Guest post by Nicole Connelly, PhD, Engagement Leader, Quintiles Advisory Services
The pressure for biopharma companies to provide specific and nuanced data to demonstrate the value of their therapies has never been greater. Scientific data supporting safety and efficacy is no longer enough for a product to achieve approval and commercial success. In today’s healthcare economy, every stakeholder group in the value chain expects to see data that meets their unique needs, and when companies fail to provide this data, otherwise promising products can fall flat.
To avoid such risk, companies need to change the kinds of data they collect for their regulatory, clinical, market access, medical and commercial strategies, and how that data is used in the development process. Given that different stakeholders measure value in different ways, with each demanding a different set of cost-benefit input along the patient’s journey, the challenge is to efficiently build the optimized data package to meet all of their needs.
To ensure this information is captured and incorporated into the development process, companies need to factor stakeholder expectations into the project plan earlier in the clinical trial process, and revisit these needs at every stage gate along the way. To do this, they need to embrace a more integrated, outcomes-based approach, where priorities from both scientific and commercial perspectives coalesce so that the data gathered can be incorporated into the next phase of the trial and used to build patient-value optimized assets surrounded by appropriate services, such as medical education, that will ultimately improve product performance and marketability.
Such collaborative integration of clinical and commercial perspectives ensures that teams gather the necessary evidence to support optimized value demonstration across stakeholders. In this way, biopharmas—regardless of size or commercial strategy—can increase the chance that the asset will be value-priced, prescribed and used to maximize the return on their efforts.
Companies that want to pursue such value optimization should think about how to incorporate cross-functional expertise across the entire project lifecycle, focusing on what evidence of value is necessary at different stages. At a minimum teams should factor in the needs of individual stakeholders, including regulators, providers, payers, and patients—each of which will vary according to their role. When defining these needs and the evidence to support them, the following should be kept in mind:
- The Regulator’s need for evidence of an acceptable risk/benefit ratio is the initial and most fundamental hurdle to getting a drug to market.
- The value needs of the Provider, who focus on clinical efficacy, safety, ease of use, novelty, and economic drivers, must be met in order for the approved drug to be prescribed to the patient.
- The evidence requirements of the Payer must achieve a balance of quality and cost through demonstration of value to the patient. Along with proof of efficacy and improved quality of life compared to current treatments, teams will also need to include data about population budget impact, cost effectiveness, downstream cost offset, and direct cost impact. This balance of quality and cost must be met through specific and direct evidence for patients to receive access to the drug.
- Patient value requirements from the drug can include ease of use, effect on symptoms, side effects, and fit with other healthcare priorities and costs. This evidence is equally important as it will dictate the willingness of patients to take the drug as prescribed.
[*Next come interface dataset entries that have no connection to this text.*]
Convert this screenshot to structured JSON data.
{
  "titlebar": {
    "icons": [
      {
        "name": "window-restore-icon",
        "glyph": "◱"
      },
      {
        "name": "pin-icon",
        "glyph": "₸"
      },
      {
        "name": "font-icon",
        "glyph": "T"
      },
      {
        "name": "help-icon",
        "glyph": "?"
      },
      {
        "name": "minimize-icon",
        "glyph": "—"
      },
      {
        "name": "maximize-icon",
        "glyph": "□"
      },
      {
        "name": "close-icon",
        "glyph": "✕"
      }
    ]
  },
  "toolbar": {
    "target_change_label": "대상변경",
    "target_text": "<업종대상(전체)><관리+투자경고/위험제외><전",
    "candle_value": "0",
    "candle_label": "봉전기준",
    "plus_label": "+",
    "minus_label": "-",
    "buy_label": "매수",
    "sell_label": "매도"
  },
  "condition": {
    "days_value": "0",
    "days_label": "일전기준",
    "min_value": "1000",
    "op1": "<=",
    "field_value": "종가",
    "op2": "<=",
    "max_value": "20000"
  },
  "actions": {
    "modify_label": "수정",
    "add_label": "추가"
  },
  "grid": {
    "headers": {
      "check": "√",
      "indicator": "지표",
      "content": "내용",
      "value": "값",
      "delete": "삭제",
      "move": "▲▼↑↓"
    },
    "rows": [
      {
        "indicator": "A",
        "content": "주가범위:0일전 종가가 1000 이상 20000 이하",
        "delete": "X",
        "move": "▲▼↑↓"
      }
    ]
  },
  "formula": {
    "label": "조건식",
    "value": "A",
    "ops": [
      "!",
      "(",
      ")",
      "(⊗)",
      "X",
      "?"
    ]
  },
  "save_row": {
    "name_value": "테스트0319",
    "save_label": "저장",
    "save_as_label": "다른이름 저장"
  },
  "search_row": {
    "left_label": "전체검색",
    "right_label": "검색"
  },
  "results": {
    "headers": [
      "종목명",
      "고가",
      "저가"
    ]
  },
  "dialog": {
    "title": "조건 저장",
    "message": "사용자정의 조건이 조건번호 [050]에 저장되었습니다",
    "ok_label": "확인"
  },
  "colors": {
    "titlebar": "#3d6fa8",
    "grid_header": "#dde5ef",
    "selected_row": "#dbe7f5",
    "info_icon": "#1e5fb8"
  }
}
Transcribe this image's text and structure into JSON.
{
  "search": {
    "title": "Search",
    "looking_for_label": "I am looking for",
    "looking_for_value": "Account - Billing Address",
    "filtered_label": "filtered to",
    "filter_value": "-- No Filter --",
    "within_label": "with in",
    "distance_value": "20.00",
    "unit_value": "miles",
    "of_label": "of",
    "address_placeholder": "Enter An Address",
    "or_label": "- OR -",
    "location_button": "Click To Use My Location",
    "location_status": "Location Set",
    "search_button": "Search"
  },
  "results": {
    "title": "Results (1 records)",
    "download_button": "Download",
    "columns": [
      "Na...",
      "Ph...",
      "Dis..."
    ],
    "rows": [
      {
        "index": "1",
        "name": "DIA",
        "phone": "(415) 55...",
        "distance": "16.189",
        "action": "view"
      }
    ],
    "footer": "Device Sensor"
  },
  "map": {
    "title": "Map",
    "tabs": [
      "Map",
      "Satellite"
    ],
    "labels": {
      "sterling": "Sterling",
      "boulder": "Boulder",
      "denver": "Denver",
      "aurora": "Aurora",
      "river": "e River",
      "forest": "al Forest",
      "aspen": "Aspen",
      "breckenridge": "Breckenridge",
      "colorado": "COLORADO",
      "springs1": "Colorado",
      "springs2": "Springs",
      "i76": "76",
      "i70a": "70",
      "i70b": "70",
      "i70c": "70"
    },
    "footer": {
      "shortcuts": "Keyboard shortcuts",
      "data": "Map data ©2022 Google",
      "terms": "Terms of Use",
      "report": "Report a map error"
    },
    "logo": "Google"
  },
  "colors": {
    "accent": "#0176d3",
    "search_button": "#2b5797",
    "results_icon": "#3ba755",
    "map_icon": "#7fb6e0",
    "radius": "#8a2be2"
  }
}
- Key influencers, including policy makers, manufacturers, laboratories and site-of-care facilities will need to specifically be considered according to asset needs. All of these stakeholders impact how patients are treated, which creates an ever growing need for nuanced value demonstration.
Integrating commercial and clinical perspectives to ensure the best evidence is collected across the clinical trial lifecycle isn’t merely a way to drive incremental efficiency. It may very well determine whether a drug achieves approval and commercial adoption—or fails to get out of the gate. As the healthcare market has become more value-driven, there have been many incidences of drugs failing to meet commercial potential because they were not developed with the integrated stakeholder and system value needs in mind. The makers of tofacitinib, for example, failed to solicit payer feedback early enough in clinical development and as a result the manufacturer was unable to differentiate the product resulting in it being priced as a biologic; the makers of ziv-aflibercept failed to solicit the input of the provider community which led to claims that the drug was overpriced. In both of these cases, revenues were severely impacted as a result of these failures.
Such failures should act as stark reminders of just how difficult the value demonstration process has become, and reinforce the value of integrated asset value processes. It is a key business strategy that will support the ongoing need to evolve the way we prove and communicate the value proposition of new products going forward.
*Meet leaders from Quintiles at BIO-Europe® 2015, taking place in Munich November 2–4, 2015.